INESC TEC / Faculdade de Belas Artes, Universidade do Porto, iD+ / Faculdade de Belas Artes, Universidade do Porto
Fostering care and peaceful multispecies coexistence with agential provotypes
Raune Frankjaer / Denmark
Human societies are deeply entangled with biotic and abiotic entities that constitute and sustain our life-world, consequently to address peaceful coexistence within and between human societies, necessitates addressing a much broader issue: peaceful multispecies coexistence and the end of environmental violence. Key to this is a change of the present dominant neoliberalist ontology, which is wreaking havoc on the planet, socially and ecologically. This paper introduces agential provotyping as a catalyst to prompt a dialectic process of re ection of the assumptions and beliefs, which constitute the foundation of our present exploitative and human-centered value system. Agential provotypes are tools of subversive design practice, which are readily accessible design artifacts aimed at a broad heterogeneous public that reveal the taken-for-granted elements of the human life-world through playful interaction and aesthetic experience.

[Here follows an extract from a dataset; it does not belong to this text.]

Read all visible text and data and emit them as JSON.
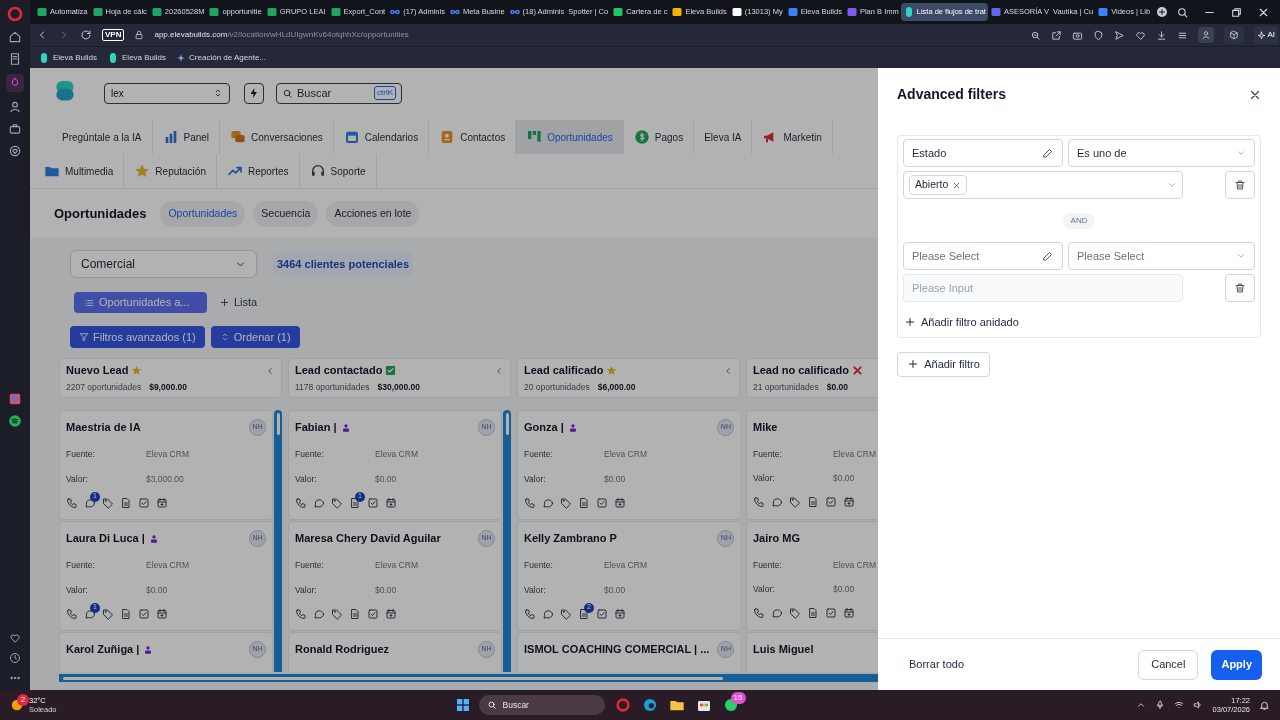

The paper starts by explicating the relationship with provotyping as emerging from systems design and posi- tions agential provotypes in relation to critical design.
Designing for Bottom-Up Adaptation to Extreme Heat
Jennifer Weiler, Stacey Kuznetsov, Piyum Fernando, Emily Ritter, Nathan Greene and Priyanka Parekh / USA
Arizona State University
In the wake of global climate change, our world is projected to heat up and experience more extreme heat waves over the next few decades. Phoenix, Arizona, where this research was conducted, is one of the hottest locations on the planet and presents a testbed for understanding and addressing heat-related challenges. This paper focuses on adaptation as a design strategy that compliments existing approaches to mitigate human impact on the environment. We report on findings from a summer-long diary study that reveals how extreme heat impacts human lives, how participants cope with extreme heat. These findings motivated our critical making work themed around adaption, focusing on artifacts for visualizing, coping with, and utilizing extreme heat. In constructing these artifacts, we critically reflect on both the benefits and drawbacks of designing for adaptation and suggest hybrid approaches that mitigate human impact on and help people adapt to climate change.